Organize effective training
Training is always a vital part of change management. For a technical discipline like AI, staff must understand how to use it well. Effective AI applications help minimize the risk of unintended consequences or biases.
Even though everyone seems to know something about AI, implementing AI in a business context is far more serious. There will be a significant digital learning curve for AI systems, and your leadership team must take responsibility for it.
Monitor and evaluate
Regarding software applications like AI, one of your best friends will be a Digital Adoption Platform (or DAP). Digital Adoption Platforms have a range of useful functions.
On the one hand, they offer employees significant training materials – with real-time guidance and support within the AI applications. On the other hand, DAP systems can monitor and record information about user interactions with software.
DAP companies have responded quickly and effectively to the new challenges of AI, including Shadow AI. WalkMe discovery is one example of a DAP with advanced AI capabilities.
AI technology is the future of change
As 2023 rolls on, the prospects for the AI industry remain strong. Open AI has achieved an astonishing $1 billion in revenue.
When we read the projections for the future of AI, some of the ideas are astonishing. A Gartner article from 2022 suggested that AI could eventually be responsible for 30% of outbound marketing messages, 90% of feature films, and millions of dollars in reductions from the cost of drug development.
What could be the impact on change managers? Some companies will find their organizational change needs much easier to meet. However, they will also discover that they must invest a lot of money in implementing AI.
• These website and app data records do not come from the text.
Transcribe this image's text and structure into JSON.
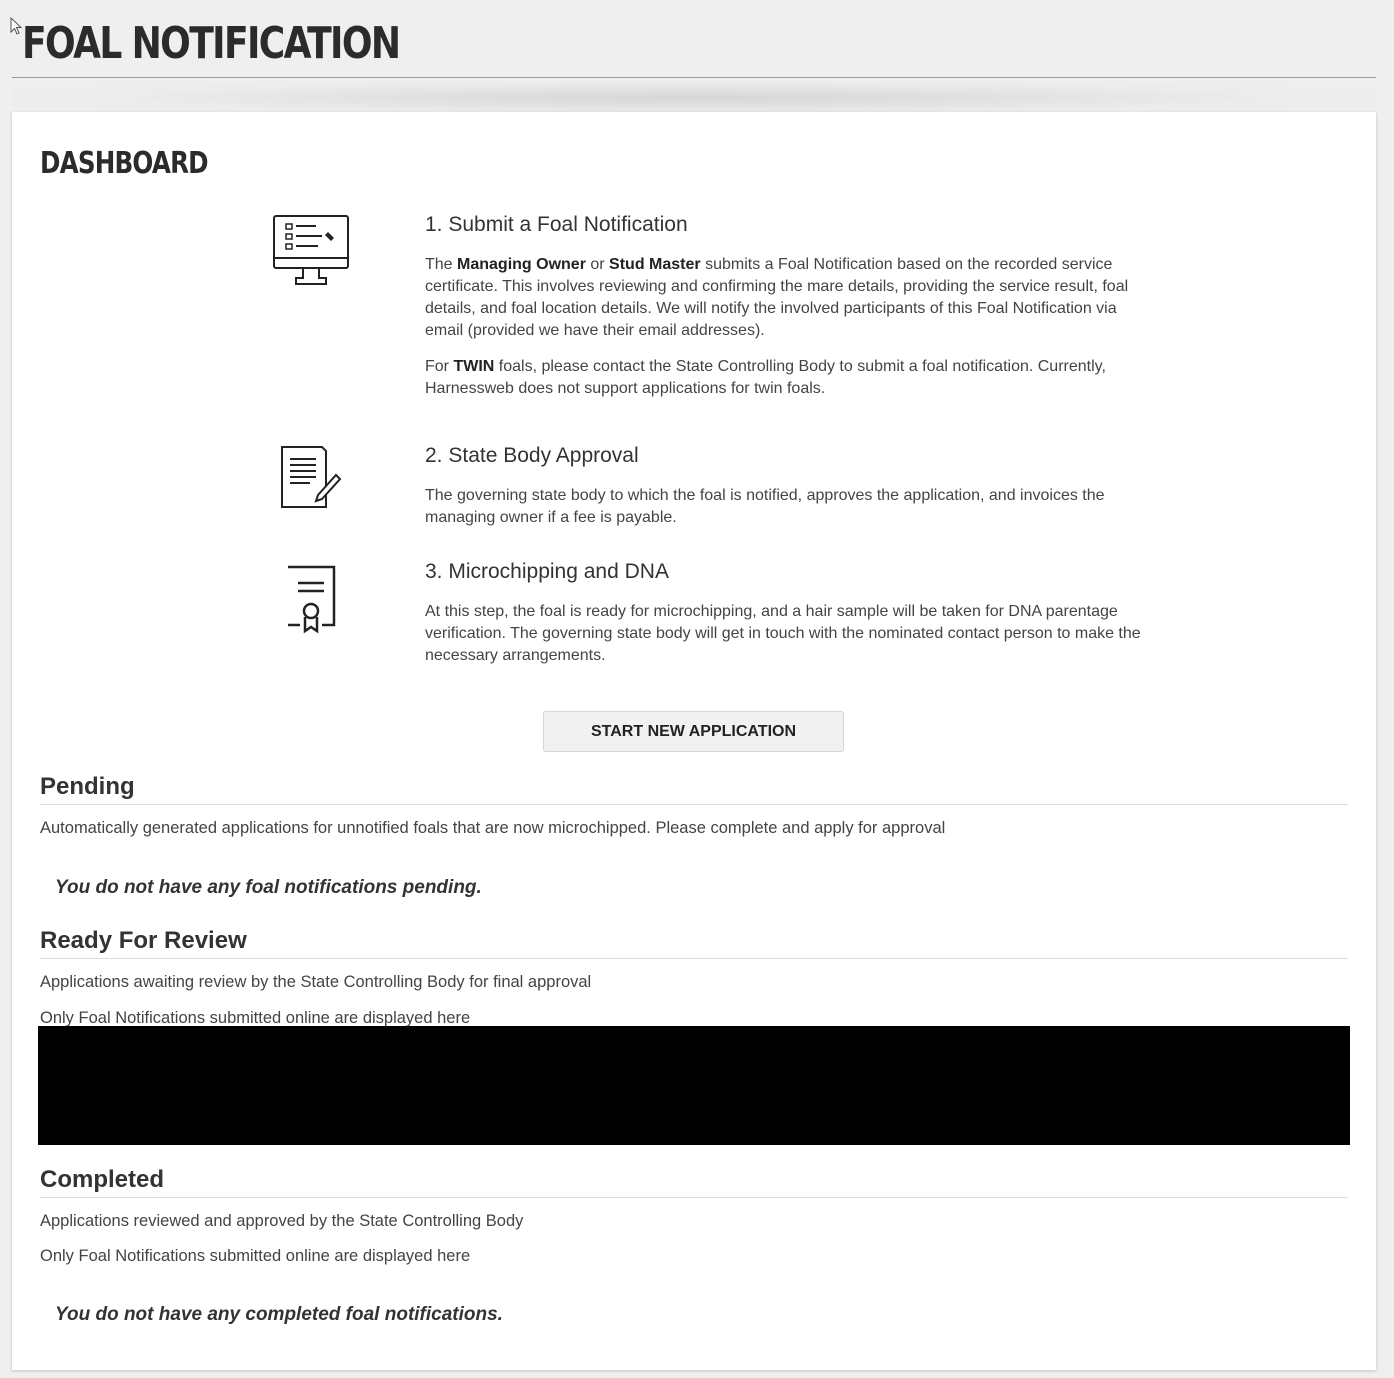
{
  "page_title": "FOAL NOTIFICATION",
  "dashboard_title": "DASHBOARD",
  "steps": [
    {
      "title": "1. Submit a Foal Notification",
      "p1_a": "The ",
      "p1_b1": "Managing Owner",
      "p1_c": " or ",
      "p1_b2": "Stud Master",
      "p1_d": " submits a Foal Notification based on the recorded service certificate. This involves reviewing and confirming the mare details, providing the service result, foal details, and foal location details. We will notify the involved participants of this Foal Notification via email (provided we have their email addresses).",
      "p2_a": "For ",
      "p2_b": "TWIN",
      "p2_c": " foals, please contact the State Controlling Body to submit a foal notification. Currently, Harnessweb does not support applications for twin foals.",
      "icon": "monitor-checklist-icon"
    },
    {
      "title": "2. State Body Approval",
      "p1": "The governing state body to which the foal is notified, approves the application, and invoices the managing owner if a fee is payable.",
      "icon": "document-pen-icon"
    },
    {
      "title": "3. Microchipping and DNA",
      "p1": "At this step, the foal is ready for microchipping, and a hair sample will be taken for DNA parentage verification. The governing state body will get in touch with the nominated contact person to make the necessary arrangements.",
      "icon": "certificate-icon"
    }
  ],
  "start_button_label": "START NEW APPLICATION",
  "pending": {
    "title": "Pending",
    "desc": "Automatically generated applications for unnotified foals that are now microchipped. Please complete and apply for approval",
    "empty": "You do not have any foal notifications pending."
  },
  "review": {
    "title": "Ready For Review",
    "desc1": "Applications awaiting review by the State Controlling Body for final approval",
    "desc2": "Only Foal Notifications submitted online are displayed here"
  },
  "completed": {
    "title": "Completed",
    "desc1": "Applications reviewed and approved by the State Controlling Body",
    "desc2": "Only Foal Notifications submitted online are displayed here",
    "empty": "You do not have any completed foal notifications."
  }
}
Whatever happens, we’ll find that the past few decades of human expertise in change management will not be wasted. Change management will help us analyze data, reduce employee concerns, and achieve the expected benefits of a successful implementation.
WalkMe spearheaded the Digital Adoption Platform (DAP) for associations to use the maximum capacity of their advanced resources. Utilizing man-made consciousness, AI, and context-oriented direction, WalkMe adds a powerful UI layer to raise the computerized proficiency, everything being equal.